> Description of the task
Set down each entry exactly as given; pictures should not appear in the copy.

Dataset rows for apps and sites
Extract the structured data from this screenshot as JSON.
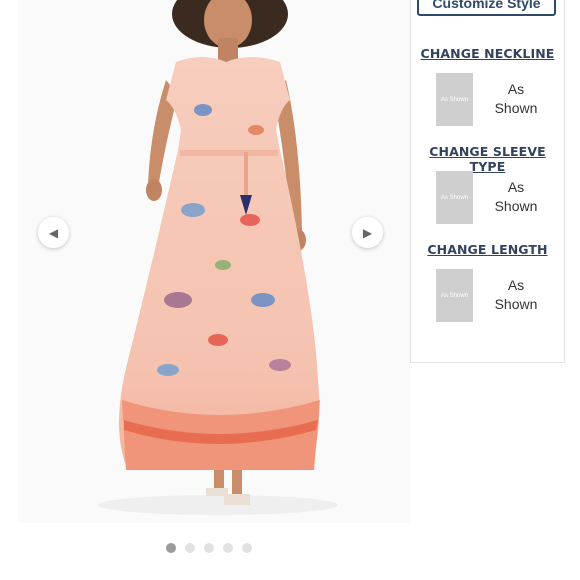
{
  "gallery": {
    "prev_icon": "chevron-left-icon",
    "next_icon": "chevron-right-icon",
    "image_count": 5,
    "active_index": 0
  },
  "panel": {
    "customize_label": "Customize Style",
    "sections": [
      {
        "title": "CHANGE NECKLINE",
        "swatch_text": "As Shown",
        "option_label": "As Shown"
      },
      {
        "title": "CHANGE SLEEVE TYPE",
        "swatch_text": "As Shown",
        "option_label": "As Shown"
      },
      {
        "title": "CHANGE LENGTH",
        "swatch_text": "As Shown",
        "option_label": "As Shown"
      }
    ]
  },
  "colors": {
    "accent": "#2f4a6a",
    "dress_base": "#f6c7b6",
    "dress_border": "#ee8a6a"
  }
}
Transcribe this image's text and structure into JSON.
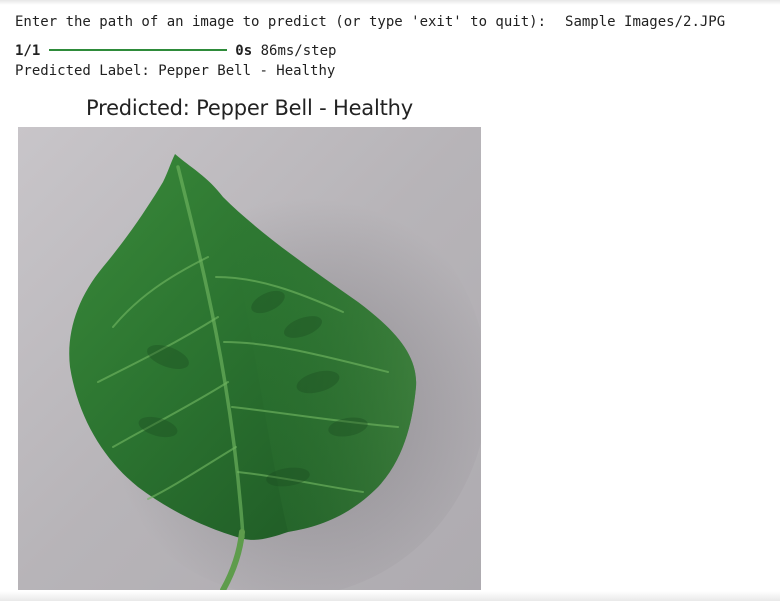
{
  "console": {
    "prompt": "Enter the path of an image to predict (or type 'exit' to quit):",
    "input_value": "Sample Images/2.JPG",
    "progress_step": "1/1",
    "progress_time": "0s",
    "progress_rate": "86ms/step",
    "result_label": "Predicted Label:",
    "result_value": "Pepper Bell - Healthy"
  },
  "figure": {
    "title": "Predicted: Pepper Bell - Healthy",
    "image_subject": "pepper-bell-leaf"
  },
  "colors": {
    "progress_bar": "#2e8b3a",
    "leaf_dark": "#1f5b24",
    "leaf_mid": "#2f7a33",
    "leaf_light": "#4f9a4a",
    "background_paper": "#b9b6ba"
  }
}
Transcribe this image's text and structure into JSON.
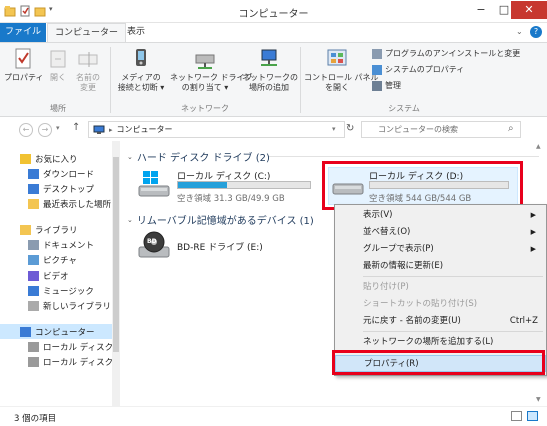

> Output for this task
Extract the structured data from this screenshot as JSON.
{
  "gallery": {
    "prev_icon": "chevron-left-icon",
    "next_icon": "chevron-right-icon",
    "image_count": 5,
    "active_index": 0
  },
  "panel": {
    "customize_label": "Customize Style",
    "sections": [
      {
        "title": "CHANGE NECKLINE",
        "swatch_text": "As Shown",
        "option_label": "As Shown"
      },
      {
        "title": "CHANGE SLEEVE TYPE",
        "swatch_text": "As Shown",
        "option_label": "As Shown"
      },
      {
        "title": "CHANGE LENGTH",
        "swatch_text": "As Shown",
        "option_label": "As Shown"
      }
    ]
  },
  "colors": {
    "accent": "#2f4a6a",
    "dress_base": "#f6c7b6",
    "dress_border": "#ee8a6a"
  }
}
Transcribe this image's text and structure into JSON.
{
  "console": {
    "prompt": "Enter the path of an image to predict (or type 'exit' to quit):",
    "input_value": "Sample Images/2.JPG",
    "progress_step": "1/1",
    "progress_time": "0s",
    "progress_rate": "86ms/step",
    "result_label": "Predicted Label:",
    "result_value": "Pepper Bell - Healthy"
  },
  "figure": {
    "title": "Predicted: Pepper Bell - Healthy",
    "image_subject": "pepper-bell-leaf"
  },
  "colors": {
    "progress_bar": "#2e8b3a",
    "leaf_dark": "#1f5b24",
    "leaf_mid": "#2f7a33",
    "leaf_light": "#4f9a4a",
    "background_paper": "#b9b6ba"
  }
}
Transcribe this image's text and structure into JSON.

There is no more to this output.